A substance that accepts or donates a pair of electrons (proton acceptor) and has a pH greater than 7

A type of base that dissolves in water, releasing hydroxide ions (OH-) and has a pH greater than 7



2

Ionization in Water

May or may not dissolve in water

Dissolves in water, forming hydroxide ions 

3

Examples

Sodium hydroxide (NaOH), Ammonia (NH3), Calcium hydroxide (Ca(OH)2)

Sodium hydroxide (NaOH), Potassium hydroxide (KOH)

4

Acid-Base Reaction

Reacts with acids to form salts and water

Reacts with acids to form salts and water 

5

Source

Can be obtained naturally or synthesized chemically

Generally synthesized chemically

6

pH Range

Greater than 7 (basic)

Greater than 7 (basic)

7

Common Applications

Household cleaning products, personal care items, agriculture, water treatment, manufacturing processes

Similar to bases, with additional applications in food industry and pharmaceuticals


Summary

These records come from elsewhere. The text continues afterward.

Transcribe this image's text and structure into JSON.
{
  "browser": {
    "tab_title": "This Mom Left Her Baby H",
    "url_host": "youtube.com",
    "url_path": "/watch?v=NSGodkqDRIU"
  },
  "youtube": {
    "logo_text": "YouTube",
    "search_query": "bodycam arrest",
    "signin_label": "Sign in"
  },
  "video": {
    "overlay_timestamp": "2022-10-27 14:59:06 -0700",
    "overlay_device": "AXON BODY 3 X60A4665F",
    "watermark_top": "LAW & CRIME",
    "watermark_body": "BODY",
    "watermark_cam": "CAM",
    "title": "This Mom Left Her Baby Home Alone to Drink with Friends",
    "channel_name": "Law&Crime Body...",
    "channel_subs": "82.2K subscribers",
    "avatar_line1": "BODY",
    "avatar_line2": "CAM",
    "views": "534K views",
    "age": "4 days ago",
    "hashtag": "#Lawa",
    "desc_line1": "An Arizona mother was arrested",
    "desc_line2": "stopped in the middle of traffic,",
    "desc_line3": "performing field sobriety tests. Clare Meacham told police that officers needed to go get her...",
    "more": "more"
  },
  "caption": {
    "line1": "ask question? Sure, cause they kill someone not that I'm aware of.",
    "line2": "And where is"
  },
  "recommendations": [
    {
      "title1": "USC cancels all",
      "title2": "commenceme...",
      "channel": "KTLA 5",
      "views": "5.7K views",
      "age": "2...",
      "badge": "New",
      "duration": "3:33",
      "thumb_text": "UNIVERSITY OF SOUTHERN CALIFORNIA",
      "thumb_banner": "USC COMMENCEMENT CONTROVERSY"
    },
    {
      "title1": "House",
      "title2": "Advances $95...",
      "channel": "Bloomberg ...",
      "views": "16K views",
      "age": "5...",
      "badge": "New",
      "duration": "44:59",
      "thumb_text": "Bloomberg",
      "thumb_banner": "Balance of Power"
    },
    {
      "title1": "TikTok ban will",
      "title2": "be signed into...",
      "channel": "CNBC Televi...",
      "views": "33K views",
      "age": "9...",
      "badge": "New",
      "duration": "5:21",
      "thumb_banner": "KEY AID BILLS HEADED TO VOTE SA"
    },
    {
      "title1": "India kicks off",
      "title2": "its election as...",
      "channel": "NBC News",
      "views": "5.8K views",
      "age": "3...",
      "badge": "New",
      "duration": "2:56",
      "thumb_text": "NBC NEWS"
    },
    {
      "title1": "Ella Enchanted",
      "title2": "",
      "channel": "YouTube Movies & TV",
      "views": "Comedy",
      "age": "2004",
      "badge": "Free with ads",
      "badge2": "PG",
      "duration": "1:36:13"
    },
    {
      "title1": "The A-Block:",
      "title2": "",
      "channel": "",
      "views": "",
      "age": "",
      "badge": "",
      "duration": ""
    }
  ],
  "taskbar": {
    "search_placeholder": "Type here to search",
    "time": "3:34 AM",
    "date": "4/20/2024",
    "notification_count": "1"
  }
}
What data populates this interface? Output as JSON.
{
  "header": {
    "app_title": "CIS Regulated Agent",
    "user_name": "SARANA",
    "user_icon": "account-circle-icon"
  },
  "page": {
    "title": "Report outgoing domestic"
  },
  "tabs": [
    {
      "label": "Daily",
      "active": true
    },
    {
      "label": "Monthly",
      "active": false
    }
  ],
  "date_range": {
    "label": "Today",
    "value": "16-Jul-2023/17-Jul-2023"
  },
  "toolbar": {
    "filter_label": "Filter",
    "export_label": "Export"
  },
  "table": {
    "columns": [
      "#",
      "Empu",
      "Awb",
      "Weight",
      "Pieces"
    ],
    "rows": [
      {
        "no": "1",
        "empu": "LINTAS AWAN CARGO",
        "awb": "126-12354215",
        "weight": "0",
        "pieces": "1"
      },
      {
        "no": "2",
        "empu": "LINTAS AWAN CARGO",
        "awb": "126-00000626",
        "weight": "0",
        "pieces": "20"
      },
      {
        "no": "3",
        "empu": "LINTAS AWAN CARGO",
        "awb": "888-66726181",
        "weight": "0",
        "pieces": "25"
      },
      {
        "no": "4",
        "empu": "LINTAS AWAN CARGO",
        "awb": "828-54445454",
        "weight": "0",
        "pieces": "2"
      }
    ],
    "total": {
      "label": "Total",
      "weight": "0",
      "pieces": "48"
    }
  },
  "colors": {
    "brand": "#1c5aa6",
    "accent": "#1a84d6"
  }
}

Base and alkali are related terms in chemistry, but they have distinct characteristics. A base is a substance that accepts or donates a pair of electrons and has a pH greater than 7. It can be soluble or insoluble in water. On the other hand, an alkali is a type of base that dissolves in water, releasing hydroxide ions (OH-), and also has a pH greater than 7. Bases and alkalis have various real-life applications in industries such as cleaning, agriculture, water treatment, and manufacturing. They play important roles in household products, personal care items, food processing, pharmaceuticals, and more.

FAQs on Difference between Base and Alkali

1. What is the difference between a base and an alkali? 

A base is a substance that accepts or donates a pair of electrons (proton acceptor) and has a pH greater than 7. It may or may not dissolve in water. On the other hand, an alkali is a type of base that dissolves in water, releasing hydroxide ions (OH-), and also has a pH greater than 7. 

2. What are some examples of bases and alkalis? 

Examples of bases include sodium hydroxide (NaOH), ammonia (NH3), and calcium hydroxide (Ca(OH)2). Alkalis, which are a specific type of base that dissolves in water, include substances such as sodium hydroxide (NaOH) and potassium hydroxide (KOH). 

3. How are bases and alkalis used in real-life applications? 

Bases and alkalis have a wide range of real-life applications. Bases are commonly used in household cleaning products, personal care items, agriculture, water treatment, and various manufacturing processes. Alkalis, with their ability to dissolve in water, find applications in similar areas, but also have specific uses in the food industry and pharmaceuticals, where their alkaline properties are beneficial for certain processes and formulations.